WORK REQUIRED: Check the entries below and say how many lines include the word "heading". No other text is wanted.

Dataset items

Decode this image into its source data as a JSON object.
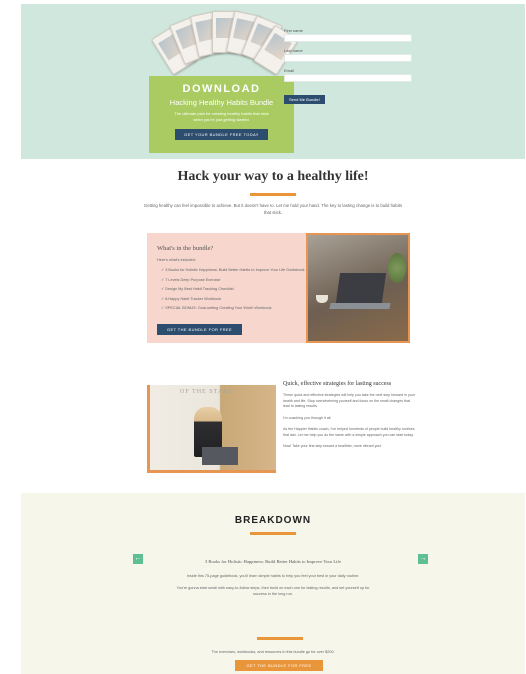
{
  "hero": {
    "download_title": "DOWNLOAD",
    "download_subtitle": "Hacking Healthy Habits Bundle",
    "download_desc": "The ultimate plan for creating healthy habits that stick when you're just getting started.",
    "download_button": "GET YOUR BUNDLE FREE TODAY",
    "form": {
      "first_name_label": "First name",
      "last_name_label": "Last name",
      "email_label": "Email",
      "submit_label": "Send Me Bundle!"
    }
  },
  "intro": {
    "heading": "Hack your way to a healthy life!",
    "text": "Getting healthy can feel impossible to achieve. But it doesn't have to. Let me hold your hand. The key to lasting change is to build habits that stick."
  },
  "included": {
    "heading": "What's in the bundle?",
    "intro": "Here's what's included:",
    "items": [
      "3 Books for Holistic Happiness: Build Better Habits to Improve Your Life Guidebook",
      "7 Levels Deep Purpose Exercise",
      "Design My Best Habit Tracking Checklist",
      "A Happy Habit Tracker Workbook",
      "SPECIAL BONUS: Goal-setting Creating Your Worth Workbook"
    ],
    "button": "GET THE BUNDLE FOR FREE"
  },
  "success": {
    "photo_sign": "OF THE STARS",
    "heading": "Quick, effective strategies for lasting success",
    "paragraphs": [
      "These quick and effective strategies will help you take the next step forward in your health and life. Stop overwhelming yourself and focus on the small changes that lead to lasting results.",
      "I'm coaching you through it all.",
      "As the Happier Habits coach, I've helped hundreds of people build healthy routines that last. Let me help you do the same with a simple approach you can start today.",
      "Now! Take your first step toward a healthier, more vibrant you!"
    ]
  },
  "breakdown": {
    "heading": "BREAKDOWN",
    "arrow_left": "←",
    "arrow_right": "→",
    "item_title": "3 Books for Holistic Happiness: Build Better Habits to Improve Your Life",
    "item_paragraphs": [
      "Inside this 75-page guidebook, you'll learn simple habits to help you feel your best in your daily routine.",
      "You're gonna start small with easy-to-follow steps, then build on each one for lasting results, and set yourself up for success in the long run."
    ],
    "footer_text": "The exercises, workbooks, and resources in this bundle go for over $200.",
    "button": "GET THE BUNDLE FOR FREE"
  },
  "colors": {
    "hero_bg": "#cfe7dc",
    "download_bg": "#a9cb62",
    "button_navy": "#2c4d6e",
    "accent_orange": "#e9953a",
    "pink_panel": "#f6d6cd",
    "breakdown_bg": "#f7f6ea",
    "arrow_green": "#5fbf94"
  }
}
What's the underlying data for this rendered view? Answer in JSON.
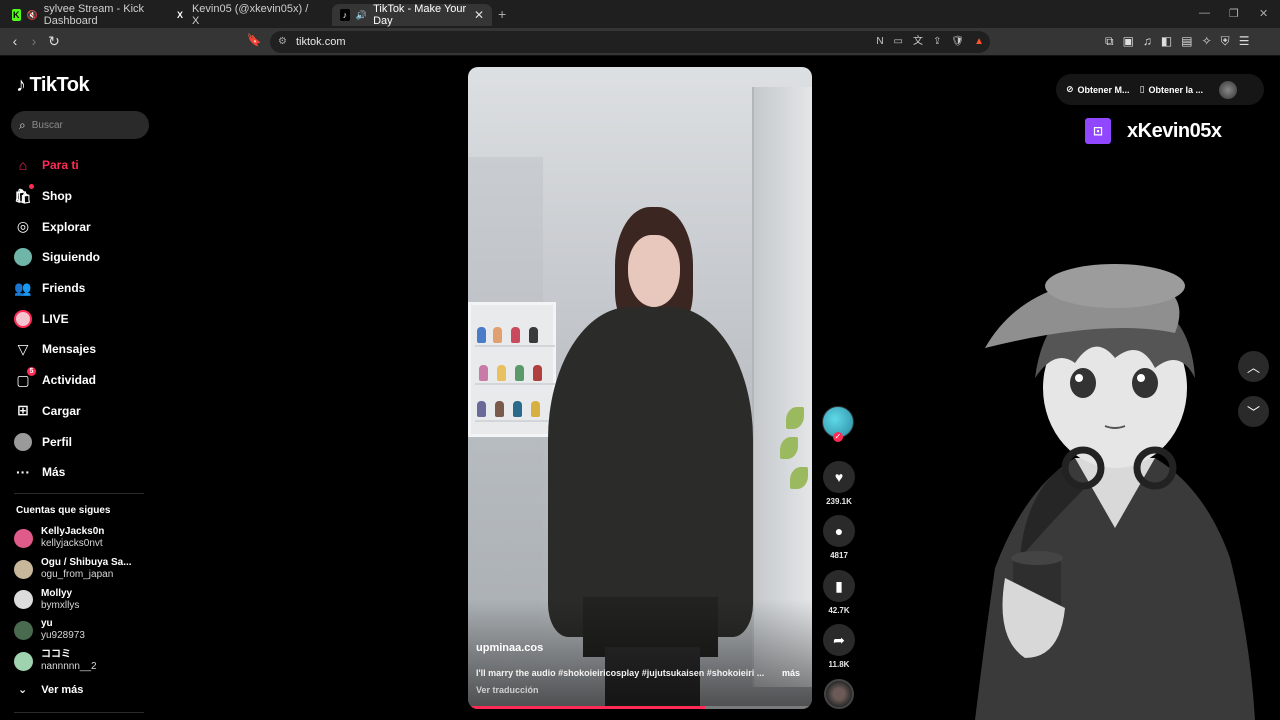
{
  "browser": {
    "tabs": [
      {
        "title": "sylvee Stream - Kick Dashboard",
        "favicon": "K",
        "favicon_color": "#53fc18",
        "active": false
      },
      {
        "title": "Kevin05 (@xkevin05x) / X",
        "favicon": "X",
        "favicon_color": "#ffffff",
        "active": false
      },
      {
        "title": "TikTok - Make Your Day",
        "favicon": "♪",
        "favicon_color": "#ffffff",
        "active": true
      }
    ],
    "url": "tiktok.com",
    "shield_badge": "1"
  },
  "sidebar": {
    "logo": "TikTok",
    "search_placeholder": "Buscar",
    "menu": [
      {
        "label": "Para ti",
        "icon": "home-icon",
        "active": true
      },
      {
        "label": "Shop",
        "icon": "shop-icon"
      },
      {
        "label": "Explorar",
        "icon": "compass-icon"
      },
      {
        "label": "Siguiendo",
        "icon": "following-avatar-icon"
      },
      {
        "label": "Friends",
        "icon": "friends-icon"
      },
      {
        "label": "LIVE",
        "icon": "live-icon"
      },
      {
        "label": "Mensajes",
        "icon": "messages-icon"
      },
      {
        "label": "Actividad",
        "icon": "activity-icon",
        "badge": "5"
      },
      {
        "label": "Cargar",
        "icon": "upload-icon"
      },
      {
        "label": "Perfil",
        "icon": "profile-icon"
      },
      {
        "label": "Más",
        "icon": "more-icon"
      }
    ],
    "following_title": "Cuentas que sigues",
    "following": [
      {
        "name": "KellyJacks0n",
        "handle": "kellyjacks0nvt",
        "color": "#e05a8a"
      },
      {
        "name": "Ogu / Shibuya Sa...",
        "handle": "ogu_from_japan",
        "color": "#c9b79c"
      },
      {
        "name": "Mollyy",
        "handle": "bymxllys",
        "color": "#dcdcdc"
      },
      {
        "name": "yu",
        "handle": "yu928973",
        "color": "#4a6a50"
      },
      {
        "name": "ココミ",
        "handle": "nannnnn__2",
        "color": "#9fd3b0"
      }
    ],
    "see_more": "Ver más"
  },
  "video": {
    "author": "upminaa.cos",
    "caption": "I'll marry the audio #shokoieiricosplay #jujutsukaisen #shokoieiri ...",
    "more": "más",
    "translate": "Ver traducción",
    "progress": 0.69
  },
  "actions": {
    "likes": "239.1K",
    "comments": "4817",
    "saves": "42.7K",
    "shares": "11.8K"
  },
  "topright": {
    "get_app_1": "Obtener M...",
    "get_app_2": "Obtener la ..."
  },
  "overlay": {
    "twitch_name": "xKevin05x",
    "twitch_color": "#9146ff"
  },
  "colors": {
    "accent": "#fe2c55",
    "background": "#000000"
  }
}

FINISHED TASK: 4